Transportation is the greatest source of greenhouse gases in the United States. Why are all the 2020 candidates so scared to say it?
Few objects symbolize America’s unique place in the world better than the automobile. Residents of the United States drive more than 37 miles per day, nearly twice as much as the average Swede or Norwegian. America has 1.16 cars for every licensed driver and spends roughly $534 per person each year building and maintaining its road network. Three out of four U.S. workers drive to work alone; fewer than 1 in 20 walk or bicycle.
America’s unique enthusiasm for the automobile has become one of the greatest challenges to solving climate change. Transportation is now the greatest source of greenhouse gases in the United States. And while utility companies are phasing out coal in favor of renewable energy, the auto industry is moving in the opposite direction. In March, the International Energy Agency reported that America’s oil use was rising more quickly than any other nation.

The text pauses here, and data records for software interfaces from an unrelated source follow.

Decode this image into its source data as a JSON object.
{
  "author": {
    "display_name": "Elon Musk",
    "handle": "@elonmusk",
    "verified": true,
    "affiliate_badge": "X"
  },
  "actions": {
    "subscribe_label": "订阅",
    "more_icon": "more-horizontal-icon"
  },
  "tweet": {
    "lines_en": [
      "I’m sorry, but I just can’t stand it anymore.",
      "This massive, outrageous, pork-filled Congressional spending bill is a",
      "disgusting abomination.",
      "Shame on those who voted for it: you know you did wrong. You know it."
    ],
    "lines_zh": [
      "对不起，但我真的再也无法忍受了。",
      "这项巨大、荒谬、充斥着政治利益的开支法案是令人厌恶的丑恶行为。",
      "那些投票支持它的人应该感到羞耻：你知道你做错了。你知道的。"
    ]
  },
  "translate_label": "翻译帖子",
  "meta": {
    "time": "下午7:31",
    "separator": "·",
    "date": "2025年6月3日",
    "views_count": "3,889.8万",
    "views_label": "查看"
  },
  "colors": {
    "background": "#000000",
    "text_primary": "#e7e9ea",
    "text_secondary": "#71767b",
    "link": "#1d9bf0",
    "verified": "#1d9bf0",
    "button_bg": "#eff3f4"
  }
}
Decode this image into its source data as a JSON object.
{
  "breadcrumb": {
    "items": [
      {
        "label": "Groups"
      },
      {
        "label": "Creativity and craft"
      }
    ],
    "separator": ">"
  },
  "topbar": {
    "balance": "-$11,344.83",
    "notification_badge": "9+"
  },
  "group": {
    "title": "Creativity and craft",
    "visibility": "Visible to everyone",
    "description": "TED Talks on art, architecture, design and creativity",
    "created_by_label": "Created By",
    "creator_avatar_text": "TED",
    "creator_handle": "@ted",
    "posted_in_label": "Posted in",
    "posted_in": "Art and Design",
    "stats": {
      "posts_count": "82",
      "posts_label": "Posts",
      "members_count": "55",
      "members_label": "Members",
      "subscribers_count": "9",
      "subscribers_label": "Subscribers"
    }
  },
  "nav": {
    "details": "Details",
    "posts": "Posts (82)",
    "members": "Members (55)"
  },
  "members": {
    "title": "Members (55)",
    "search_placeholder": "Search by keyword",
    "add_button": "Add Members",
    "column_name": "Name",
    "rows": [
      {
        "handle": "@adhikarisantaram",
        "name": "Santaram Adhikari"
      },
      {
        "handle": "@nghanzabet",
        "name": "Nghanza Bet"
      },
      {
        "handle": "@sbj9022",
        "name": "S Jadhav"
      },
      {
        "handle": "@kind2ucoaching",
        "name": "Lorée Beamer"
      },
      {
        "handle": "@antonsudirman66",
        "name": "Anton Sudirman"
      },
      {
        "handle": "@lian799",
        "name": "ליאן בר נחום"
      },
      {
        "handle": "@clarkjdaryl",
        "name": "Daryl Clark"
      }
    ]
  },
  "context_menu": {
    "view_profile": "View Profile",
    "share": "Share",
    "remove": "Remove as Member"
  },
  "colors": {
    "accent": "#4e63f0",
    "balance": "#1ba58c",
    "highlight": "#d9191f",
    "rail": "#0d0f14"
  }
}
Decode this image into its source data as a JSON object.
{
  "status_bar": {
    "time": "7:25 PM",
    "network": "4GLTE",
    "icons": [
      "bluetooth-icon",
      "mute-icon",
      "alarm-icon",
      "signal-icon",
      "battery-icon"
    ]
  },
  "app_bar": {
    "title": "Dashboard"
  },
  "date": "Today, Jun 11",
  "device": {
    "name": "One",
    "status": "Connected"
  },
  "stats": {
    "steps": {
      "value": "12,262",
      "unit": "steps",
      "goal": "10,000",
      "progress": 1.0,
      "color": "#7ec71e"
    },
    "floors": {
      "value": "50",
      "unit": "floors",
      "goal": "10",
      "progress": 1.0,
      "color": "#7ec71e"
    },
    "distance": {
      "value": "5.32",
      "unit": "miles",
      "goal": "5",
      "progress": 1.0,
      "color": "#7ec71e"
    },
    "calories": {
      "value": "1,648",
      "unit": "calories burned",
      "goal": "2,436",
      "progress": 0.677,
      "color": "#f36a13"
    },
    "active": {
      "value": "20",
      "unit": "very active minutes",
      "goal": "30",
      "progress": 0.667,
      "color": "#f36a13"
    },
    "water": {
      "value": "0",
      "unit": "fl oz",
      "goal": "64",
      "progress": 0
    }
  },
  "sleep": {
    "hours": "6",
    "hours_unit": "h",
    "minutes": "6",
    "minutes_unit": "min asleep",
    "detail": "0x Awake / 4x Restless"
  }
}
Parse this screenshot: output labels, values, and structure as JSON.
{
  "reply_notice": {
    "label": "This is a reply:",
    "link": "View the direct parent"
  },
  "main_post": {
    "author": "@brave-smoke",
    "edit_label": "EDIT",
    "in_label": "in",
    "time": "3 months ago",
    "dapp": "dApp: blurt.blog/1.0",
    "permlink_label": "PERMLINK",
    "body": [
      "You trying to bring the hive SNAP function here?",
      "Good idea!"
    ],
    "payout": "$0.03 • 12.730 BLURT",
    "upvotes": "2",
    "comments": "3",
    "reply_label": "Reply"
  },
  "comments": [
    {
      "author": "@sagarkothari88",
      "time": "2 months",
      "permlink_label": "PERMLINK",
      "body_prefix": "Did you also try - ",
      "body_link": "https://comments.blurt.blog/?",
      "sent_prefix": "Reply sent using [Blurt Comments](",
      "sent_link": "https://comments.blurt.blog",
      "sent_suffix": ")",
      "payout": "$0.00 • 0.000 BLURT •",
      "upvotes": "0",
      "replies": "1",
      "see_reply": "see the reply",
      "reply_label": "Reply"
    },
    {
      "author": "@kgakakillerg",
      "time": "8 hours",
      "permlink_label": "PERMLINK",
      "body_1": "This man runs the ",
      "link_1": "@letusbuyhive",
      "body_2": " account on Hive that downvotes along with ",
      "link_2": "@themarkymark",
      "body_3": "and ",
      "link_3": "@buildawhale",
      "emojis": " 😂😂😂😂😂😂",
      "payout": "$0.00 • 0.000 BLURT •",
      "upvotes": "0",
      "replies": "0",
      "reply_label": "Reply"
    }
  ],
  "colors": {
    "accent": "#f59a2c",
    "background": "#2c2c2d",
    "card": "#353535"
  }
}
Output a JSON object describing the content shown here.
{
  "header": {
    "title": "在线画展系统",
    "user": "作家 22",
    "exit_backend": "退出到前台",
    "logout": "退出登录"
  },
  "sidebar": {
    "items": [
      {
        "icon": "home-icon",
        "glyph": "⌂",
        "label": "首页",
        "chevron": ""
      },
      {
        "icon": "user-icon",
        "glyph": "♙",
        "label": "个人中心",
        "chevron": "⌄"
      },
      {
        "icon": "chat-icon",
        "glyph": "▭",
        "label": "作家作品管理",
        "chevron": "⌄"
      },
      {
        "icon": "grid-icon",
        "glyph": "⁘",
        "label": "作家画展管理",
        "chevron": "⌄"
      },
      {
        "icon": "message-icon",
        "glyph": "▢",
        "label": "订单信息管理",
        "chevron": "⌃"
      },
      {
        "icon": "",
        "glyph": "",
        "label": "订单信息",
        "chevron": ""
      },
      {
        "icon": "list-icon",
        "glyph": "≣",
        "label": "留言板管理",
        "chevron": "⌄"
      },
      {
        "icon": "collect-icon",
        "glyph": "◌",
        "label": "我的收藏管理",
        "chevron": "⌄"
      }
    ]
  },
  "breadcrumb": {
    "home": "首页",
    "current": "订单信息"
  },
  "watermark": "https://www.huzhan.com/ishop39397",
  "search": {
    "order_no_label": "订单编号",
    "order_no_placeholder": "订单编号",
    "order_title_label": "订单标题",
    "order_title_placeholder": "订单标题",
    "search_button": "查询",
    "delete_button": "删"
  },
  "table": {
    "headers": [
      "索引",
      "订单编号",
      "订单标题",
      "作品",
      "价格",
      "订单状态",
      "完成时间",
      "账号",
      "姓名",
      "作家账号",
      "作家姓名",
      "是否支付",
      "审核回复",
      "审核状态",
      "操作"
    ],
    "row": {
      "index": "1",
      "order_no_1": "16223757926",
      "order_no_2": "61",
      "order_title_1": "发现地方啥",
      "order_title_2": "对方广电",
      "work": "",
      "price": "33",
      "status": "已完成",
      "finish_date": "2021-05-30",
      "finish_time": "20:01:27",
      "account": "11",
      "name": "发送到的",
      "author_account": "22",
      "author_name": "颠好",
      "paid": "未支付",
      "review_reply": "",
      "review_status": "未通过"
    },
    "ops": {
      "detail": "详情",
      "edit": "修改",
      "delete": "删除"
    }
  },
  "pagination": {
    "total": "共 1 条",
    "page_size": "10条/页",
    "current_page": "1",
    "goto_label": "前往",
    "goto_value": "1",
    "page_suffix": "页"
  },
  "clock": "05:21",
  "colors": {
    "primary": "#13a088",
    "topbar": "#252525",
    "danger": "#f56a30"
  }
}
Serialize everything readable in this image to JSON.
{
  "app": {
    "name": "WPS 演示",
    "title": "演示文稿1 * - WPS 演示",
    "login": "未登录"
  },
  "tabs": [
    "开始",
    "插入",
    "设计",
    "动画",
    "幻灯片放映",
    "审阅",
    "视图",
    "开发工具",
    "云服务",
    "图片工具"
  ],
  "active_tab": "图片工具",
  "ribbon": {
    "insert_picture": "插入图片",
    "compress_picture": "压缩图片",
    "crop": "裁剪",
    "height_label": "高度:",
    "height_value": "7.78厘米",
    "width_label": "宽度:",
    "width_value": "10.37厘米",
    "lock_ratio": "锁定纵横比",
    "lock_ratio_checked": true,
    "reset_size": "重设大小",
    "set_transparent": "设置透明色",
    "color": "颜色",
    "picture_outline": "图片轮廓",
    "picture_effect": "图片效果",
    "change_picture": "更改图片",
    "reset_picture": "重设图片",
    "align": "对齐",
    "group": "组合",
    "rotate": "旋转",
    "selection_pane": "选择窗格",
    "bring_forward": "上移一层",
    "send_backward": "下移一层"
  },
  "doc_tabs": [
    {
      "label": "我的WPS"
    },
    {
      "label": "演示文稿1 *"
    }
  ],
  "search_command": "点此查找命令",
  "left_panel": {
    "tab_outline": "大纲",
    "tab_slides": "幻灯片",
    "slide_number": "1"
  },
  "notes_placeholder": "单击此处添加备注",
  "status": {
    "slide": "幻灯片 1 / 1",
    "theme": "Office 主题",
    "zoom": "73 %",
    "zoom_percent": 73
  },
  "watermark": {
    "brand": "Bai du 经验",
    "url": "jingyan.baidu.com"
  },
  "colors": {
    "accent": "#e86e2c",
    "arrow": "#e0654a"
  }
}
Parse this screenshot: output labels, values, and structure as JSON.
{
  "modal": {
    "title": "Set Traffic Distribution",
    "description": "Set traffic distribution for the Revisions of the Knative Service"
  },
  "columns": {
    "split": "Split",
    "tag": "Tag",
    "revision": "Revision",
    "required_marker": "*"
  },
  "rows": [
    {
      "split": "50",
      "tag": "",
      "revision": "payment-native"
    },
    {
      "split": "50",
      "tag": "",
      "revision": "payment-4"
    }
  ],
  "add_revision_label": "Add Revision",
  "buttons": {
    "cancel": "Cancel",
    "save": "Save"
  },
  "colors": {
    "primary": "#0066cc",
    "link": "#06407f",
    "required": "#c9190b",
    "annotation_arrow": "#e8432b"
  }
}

In 2016, the average American drove 1,300 more miles than they did in 1992. Nearly every advance in fuel economy has been wiped out by more driving, bigger cars — or deliberate sabotage by the Trump administration.
And yet, no prominent Democrats have proposed policies to reverse this trend. The 2020 presidential candidates have put forward ambitious targets for weaning power plants off of fossil fuels, closing federal lands to drilling and dramatically increasing subsidies to electric vehicles. None of them, however, has acknowledged the urgent necessity for America to kick its driving habit.
“It’s difficult to imagine addressing the climate crisis in any meaningful way without taking on automobiles,” said Clayton Nall, a political science researcher at Stanford University who specializes in infrastructure spending. “It’s not enough to convert vehicles to electric. And even if it was, it’s not likely to happen on a timeline that will address the carbon emissions problem. It’s a real blind spot.”
The absence of meaningful plans to reduce car use is conspicuous. The United Nations Intergovernmental Panel on Climate Change projections show that the United States needs to electrify its vehicle fleet and significantly reduce driving by 2030 to keep global warming under 1.5 degrees Celsius. In 2018, the California Air Resources Board estimated that even a tenfold increase in electric vehicle sales would still require residents to drive 25 percent fewer miles each year to reach the state’s emissions targets.
It’s difficult to imagine addressing the climate crisis in any meaningful way without taking on automobiles.Clayton Nall, researcher, Stanford University
Both reports suggest taking drastic action to reduce car use. This could include raising gas taxes, increasing investment in public transit or implementing “decongestion pricing,” a toll for drivers to access heavily trafficked urban neighborhoods. Other countries have begun removing parking spots and closing down urban highways in major cities. Some havebanned cars from entering their urban cores altogether. Last year, the EU committed to a 35 percent reduction in car emissions by 2030.
So far, these ambitious commitments haven’t been taken up by the Democratic Party. In July, the $287 billion highway bill passed out of the Senate’s Environment and Public Works Committee with the support of Green New Deal co-sponsor Sen. Ed Markey (D-Mass.).
The transportation spending package, the largest in history, will primarily fund the construction of new roads. Numerous studies have shown that building new roads does not reduce congestion and simply encourages Americans to drive. Despite a $420 billion maintenance backlog, the bill dedicates just $6 billion to helping states fix existing roads.
“Even if you look at the most ambitious figures in the Democratic Party, there’s less ambition to reduce driving than there needs to be,” said Nall. “It’s one of the only issues where they’re taking the safe route.”